It is easy to get addicted to Ritalin (Methylphenidate) even when the drug is used as recommended by a doctor. Ritalin is a prescription stimulant used to treat Attention Deficit Hyperactivity Disorder (ADHD). When used for ADHD, it stimulates the brain to increase focus and alertness.
The Risk of Ritalin Addiction
The risk of Ritalin addition is higher in people who misuse or abuse the medication. Ritalin is a commonly misused by college students to improve academic performance or those wanting to increase job performance or work overtime. The drug is known to give a rush of energy that can keep users awake and functional for hours.
Ritalin also stimulates release of the hormone, dopamine, creating a feeling of euphoria. This “feel good” sensation causes people to want the drug frequently and in higher doses. They can eventually end up becoming “hooked” on Ritalin.
Causes of Addiction
Ritalin is not as addictive as some other prescription drugs such as opioids. However, misuse, overuse, or abuse can cause a person to develop a high tolerance level. Increased tolerance can lead to addiction.
Misuse or Overuse: Using more Ritalin doses than prescribed is an easy way to get addicted especially if higher doses are taken frequently. Overuse also stems from taking Ritalin after the prescription period ends.
Abuse: Use of Ritalin by someone it was not prescribed to and using it for fun and euphoria are considered drug misuse. Those misusing the drug are likely to get it off the streets or illegally. Street names for Ritalin are Vitamin R, Kibbles and Bits, R-Ball, and Skippy
Symptoms of Ritalin Addiction
If you’ve been using Ritalin for any reason and suspect you developed an addiction, here is a symptom checker to help you find out:
• Strong cravings
• Taking higher doses than recommended
• Finding excuses to take Ritalin
• Crushing the tablet to snort or inject
• Lying, stealing, or making false prescription to get the drug
• Agitation, irritability, fatigued or depression
• Dilated pupil
• Weight loss
• Poor sleep patterns
• Continuing to use the drug despite knowing its harmful effects
In addition to the signs and effects of addiction, Ritalin abuse is also known to cause cardiovascular problems such as heart attack and stroke.

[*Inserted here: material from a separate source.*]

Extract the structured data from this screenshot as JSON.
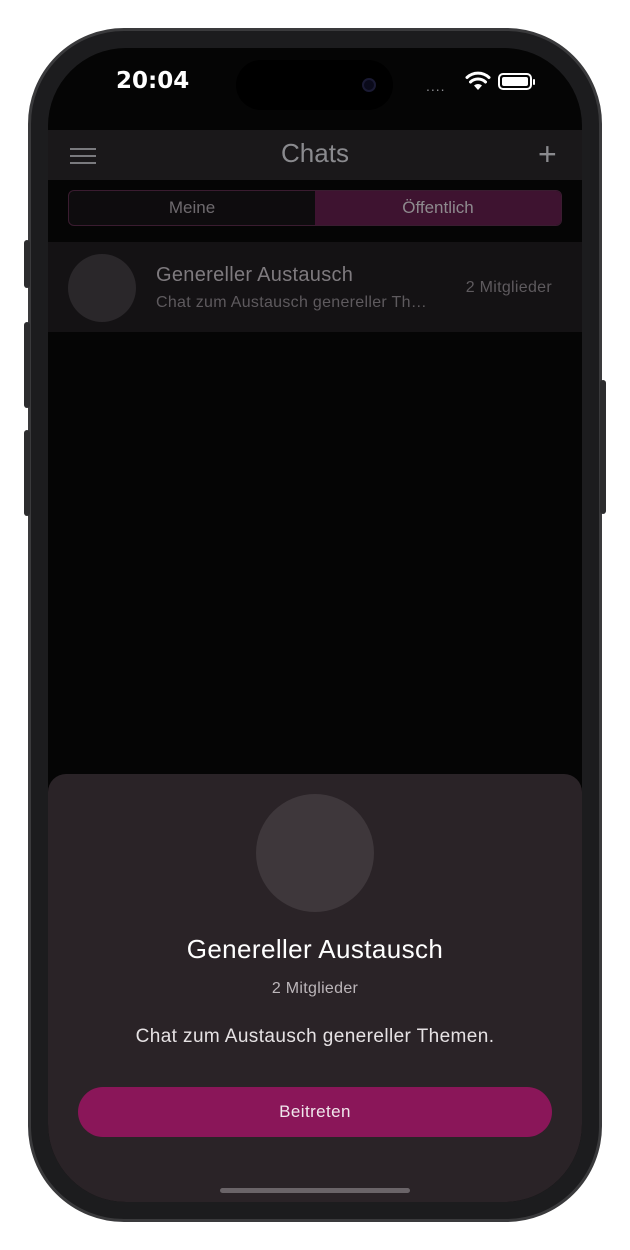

Knowing the symptoms of addiction to Ritalin has helped many people seek inpatient or outpatient treatment at a rehab center. Your doctor or mental health professional can give you a referral to seek treatment. You can also call SAMHSA’s National Helpline, 1-800-662-HELP (4357), for treatment referral services.